An historical design from The Scarlet Letter Sampler Collection.
An Ackworth Quaker School sampler from the collection of the Philadelphia Museum of Art
Sampler-making styles (encompassing motifs, colour palette, design placement) usually evolved from cultural, nationalistic roots.
Quaker samplers are unique in that the motifs and designs used on them are entirely of the Friends' own making. The style spread from Europe to America, and remained distinctive even in this widely separated environments. The Quaker designs are reflective of the Quaker theology, extolling the virtues of plainness, of standing apart from the sphere of influence of the outside world, and of peace and serenity (as symbolized by the popular sampler motifs of floating swans, wreaths, floral sprigs, and paired doves).
At the Ackworth School in North Yorkshire in England, which was founded in 1779, some effort was made to standardise the Quaker sampler-making style. Emphasis was placed on instruction in practical embroidery, as well as fine penmanship (evident in the distinctive, clear, Roman style lettering on the samplers), geography, and French language. The origin of the geometric medallions used on this, and so many other Quaker school samplers, has not yet been discovered, but it might have something to do with providing a practical, hands-on lesson in applied geometry, as these motifs are very carefully calculated amalgams of isosceles triangles, parallelograms, and other precisely fitted geometric shapes. There is also some speculation that the medallion shapes might have been influenced by the designs on some eighteenth century Dutch samplers. Another mystery is why the Quaker schools clung so tenaciously to these same designs, for over forty years.

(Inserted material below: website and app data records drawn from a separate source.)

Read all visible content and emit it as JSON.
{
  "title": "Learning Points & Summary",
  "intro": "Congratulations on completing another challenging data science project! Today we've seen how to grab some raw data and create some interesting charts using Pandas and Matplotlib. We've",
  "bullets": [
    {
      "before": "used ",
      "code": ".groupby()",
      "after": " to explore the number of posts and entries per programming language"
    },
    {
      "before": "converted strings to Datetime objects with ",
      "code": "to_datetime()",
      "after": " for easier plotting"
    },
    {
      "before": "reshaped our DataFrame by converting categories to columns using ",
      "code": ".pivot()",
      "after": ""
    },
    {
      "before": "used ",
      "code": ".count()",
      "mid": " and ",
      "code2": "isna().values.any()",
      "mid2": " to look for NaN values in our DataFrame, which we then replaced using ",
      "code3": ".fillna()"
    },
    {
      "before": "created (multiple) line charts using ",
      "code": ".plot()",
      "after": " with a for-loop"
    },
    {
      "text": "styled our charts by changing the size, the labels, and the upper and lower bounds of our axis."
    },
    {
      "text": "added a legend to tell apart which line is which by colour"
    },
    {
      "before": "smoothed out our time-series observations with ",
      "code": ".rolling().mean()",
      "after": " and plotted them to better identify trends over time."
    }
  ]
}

Ann Grimshaw stitched this sampler on a plain weave woollen ground, using only black silk floss, in cross and eyelet stitches. Historical background on Ann and the Grimshaw family is provided in the kit.
Origin and date: Ackworth Quaker School 1818
Suitable for all levels.
Linen count and finished size: 35 or 40 count (please specify) 18-3/4"x24-1/2" or 16-1/2"x21-1/2". Kit contains fabric, silk or cotton floss, needle and instructions.
Stitches: cross and eyelet
Source: Philadelphia Museum of Art